Retirement planning is no different.  For many what you do or buy today will impact when and if you can have the retirement lifestyle you really want.  Planning can help model out these decisions by illustrating how spending and saving today will impact your ability to achieve your goals.  We live in a YOLO world today and unfortunately, what I see is many people walking down a path that will lead them to disappointment later in life. As a whole people need to moderate expectations of what thet can have whether it be the house we in live, the car we drive, the college we send our kids to, and the vacations we take.

What is your best advice to our readers?

Put a plan in place.  Make a realistic budget and adjust as needed.  Plans aren’t static as income, needs, and wants change make adjustment.  Understand the impact of large purchase prior to making them.
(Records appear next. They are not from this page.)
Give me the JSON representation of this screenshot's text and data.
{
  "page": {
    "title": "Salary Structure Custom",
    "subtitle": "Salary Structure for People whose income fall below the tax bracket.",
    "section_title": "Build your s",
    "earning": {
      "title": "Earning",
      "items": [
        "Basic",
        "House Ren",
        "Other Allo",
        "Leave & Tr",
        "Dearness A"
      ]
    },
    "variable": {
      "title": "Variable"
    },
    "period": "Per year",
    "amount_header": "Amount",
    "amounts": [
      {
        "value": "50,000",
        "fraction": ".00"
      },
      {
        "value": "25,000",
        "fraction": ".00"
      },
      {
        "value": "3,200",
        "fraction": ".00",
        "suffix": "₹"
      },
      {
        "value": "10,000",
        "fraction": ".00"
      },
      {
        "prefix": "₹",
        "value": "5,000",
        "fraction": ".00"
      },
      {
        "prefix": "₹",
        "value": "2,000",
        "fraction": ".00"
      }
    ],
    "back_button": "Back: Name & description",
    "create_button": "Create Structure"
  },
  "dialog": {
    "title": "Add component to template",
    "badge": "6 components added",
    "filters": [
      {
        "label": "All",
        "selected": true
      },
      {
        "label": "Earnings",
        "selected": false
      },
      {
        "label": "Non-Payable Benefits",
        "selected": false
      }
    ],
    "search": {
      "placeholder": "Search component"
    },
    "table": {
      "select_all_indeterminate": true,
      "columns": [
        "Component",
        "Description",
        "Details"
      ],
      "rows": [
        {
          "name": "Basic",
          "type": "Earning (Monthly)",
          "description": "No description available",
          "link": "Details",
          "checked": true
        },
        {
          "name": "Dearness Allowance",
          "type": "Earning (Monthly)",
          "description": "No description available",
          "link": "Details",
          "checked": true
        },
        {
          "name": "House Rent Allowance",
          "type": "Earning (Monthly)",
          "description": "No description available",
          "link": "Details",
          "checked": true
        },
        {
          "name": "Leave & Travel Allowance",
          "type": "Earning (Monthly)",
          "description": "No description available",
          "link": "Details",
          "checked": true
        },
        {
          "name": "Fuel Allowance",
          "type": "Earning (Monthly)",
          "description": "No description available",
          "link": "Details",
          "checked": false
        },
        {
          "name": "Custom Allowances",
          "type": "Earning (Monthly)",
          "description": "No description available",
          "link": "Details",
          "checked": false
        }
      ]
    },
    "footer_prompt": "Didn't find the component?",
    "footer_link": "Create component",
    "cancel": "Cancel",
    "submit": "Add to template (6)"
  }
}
Have fun in life, but you can’t live beyond your means for long.

If you aren’t interested in budgeting, investing and planning hire someone to help you.  Teach your kids about these things, be open with them about what you as a family can and can’t afford.  Make them work for their allowance. Strong money habits learned early in life can potentially reap huge rewards. 

Have an estate plan in place. An estate plan and the appropriate legal documents created with your legal advisor can help ensure your wishes are followed at your passing.  Understand who you are leaving in charge.

Alex Pols

Senior Vice President of Wealth Management Mantooth Pols Keene Group

Alex Pols is a husband, father of three, and Senior Vice President of Wealth Management and a Senior Financial Advisor at Morgan Stanley in Huntsville with Mantooth Pols Keene Group.  The team manages over 1B in assets for families, Businesses, 401k Plans, and Foundations.  The team has over 70 years of combined investment experience, 3 CFPs on staff for planning needs, and access to a risk management and tax management tools through Morgan Stanley.

For many what you do or buy today will impact when and if you can have the retirement lifestyle you really want.